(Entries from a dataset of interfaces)
:::

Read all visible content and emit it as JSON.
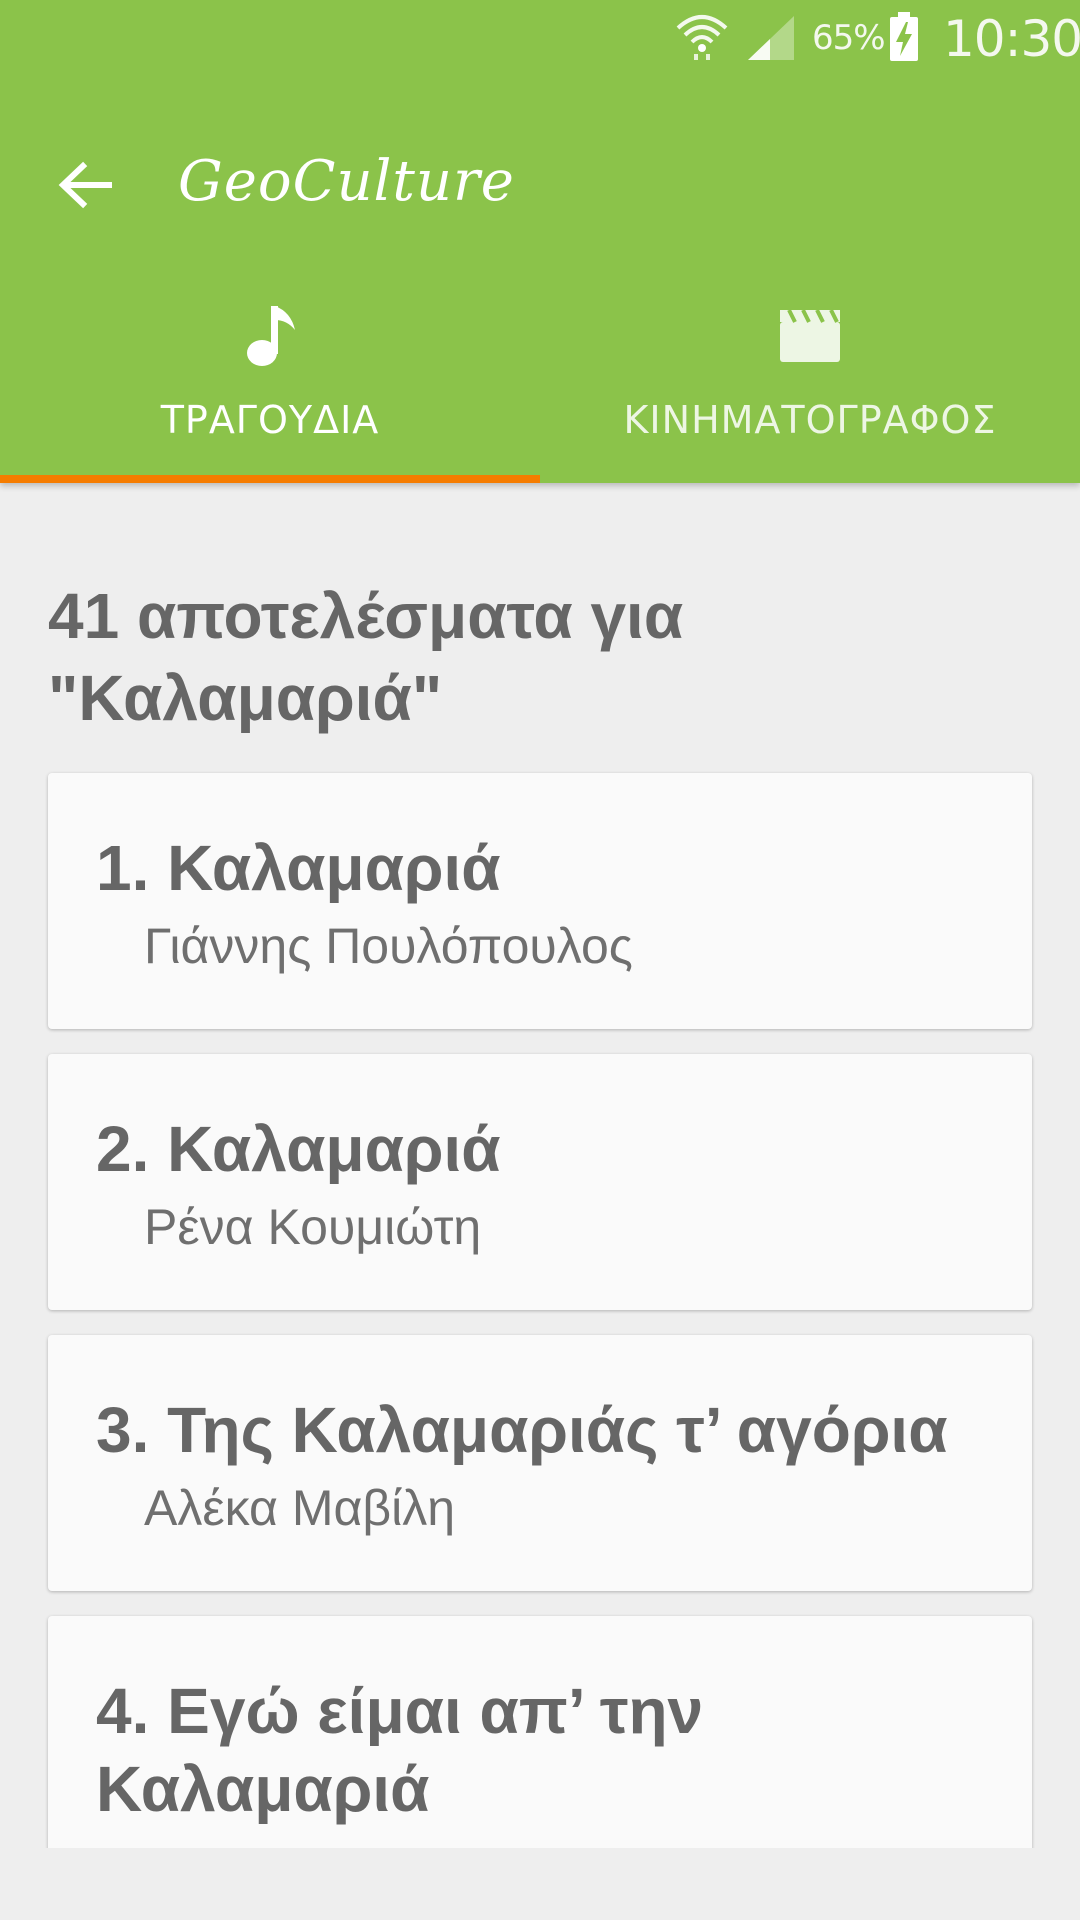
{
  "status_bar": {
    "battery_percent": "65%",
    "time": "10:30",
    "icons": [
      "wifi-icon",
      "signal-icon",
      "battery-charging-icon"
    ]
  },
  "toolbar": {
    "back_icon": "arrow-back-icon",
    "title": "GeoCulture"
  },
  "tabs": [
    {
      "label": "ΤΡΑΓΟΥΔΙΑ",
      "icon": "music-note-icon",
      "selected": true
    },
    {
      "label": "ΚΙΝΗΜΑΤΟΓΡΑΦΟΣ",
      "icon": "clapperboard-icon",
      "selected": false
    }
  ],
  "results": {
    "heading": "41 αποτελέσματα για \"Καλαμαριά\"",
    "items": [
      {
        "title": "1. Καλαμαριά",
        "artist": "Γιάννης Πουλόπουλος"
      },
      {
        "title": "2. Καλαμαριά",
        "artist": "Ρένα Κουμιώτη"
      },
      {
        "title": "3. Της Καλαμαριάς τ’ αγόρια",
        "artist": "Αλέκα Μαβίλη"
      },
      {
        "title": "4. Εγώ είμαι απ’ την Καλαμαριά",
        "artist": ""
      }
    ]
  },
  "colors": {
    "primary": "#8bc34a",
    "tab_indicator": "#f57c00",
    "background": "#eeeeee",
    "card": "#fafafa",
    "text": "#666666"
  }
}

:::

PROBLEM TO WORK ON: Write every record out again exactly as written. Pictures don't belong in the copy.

SOLVED PROBLEM:
Read all visible content and emit it as JSON.
{
  "status_bar": {
    "battery_percent": "65%",
    "time": "10:30",
    "icons": [
      "wifi-icon",
      "signal-icon",
      "battery-charging-icon"
    ]
  },
  "toolbar": {
    "back_icon": "arrow-back-icon",
    "title": "GeoCulture"
  },
  "tabs": [
    {
      "label": "ΤΡΑΓΟΥΔΙΑ",
      "icon": "music-note-icon",
      "selected": true
    },
    {
      "label": "ΚΙΝΗΜΑΤΟΓΡΑΦΟΣ",
      "icon": "clapperboard-icon",
      "selected": false
    }
  ],
  "results": {
    "heading": "41 αποτελέσματα για \"Καλαμαριά\"",
    "items": [
      {
        "title": "1. Καλαμαριά",
        "artist": "Γιάννης Πουλόπουλος"
      },
      {
        "title": "2. Καλαμαριά",
        "artist": "Ρένα Κουμιώτη"
      },
      {
        "title": "3. Της Καλαμαριάς τ’ αγόρια",
        "artist": "Αλέκα Μαβίλη"
      },
      {
        "title": "4. Εγώ είμαι απ’ την Καλαμαριά",
        "artist": ""
      }
    ]
  },
  "colors": {
    "primary": "#8bc34a",
    "tab_indicator": "#f57c00",
    "background": "#eeeeee",
    "card": "#fafafa",
    "text": "#666666"
  }
}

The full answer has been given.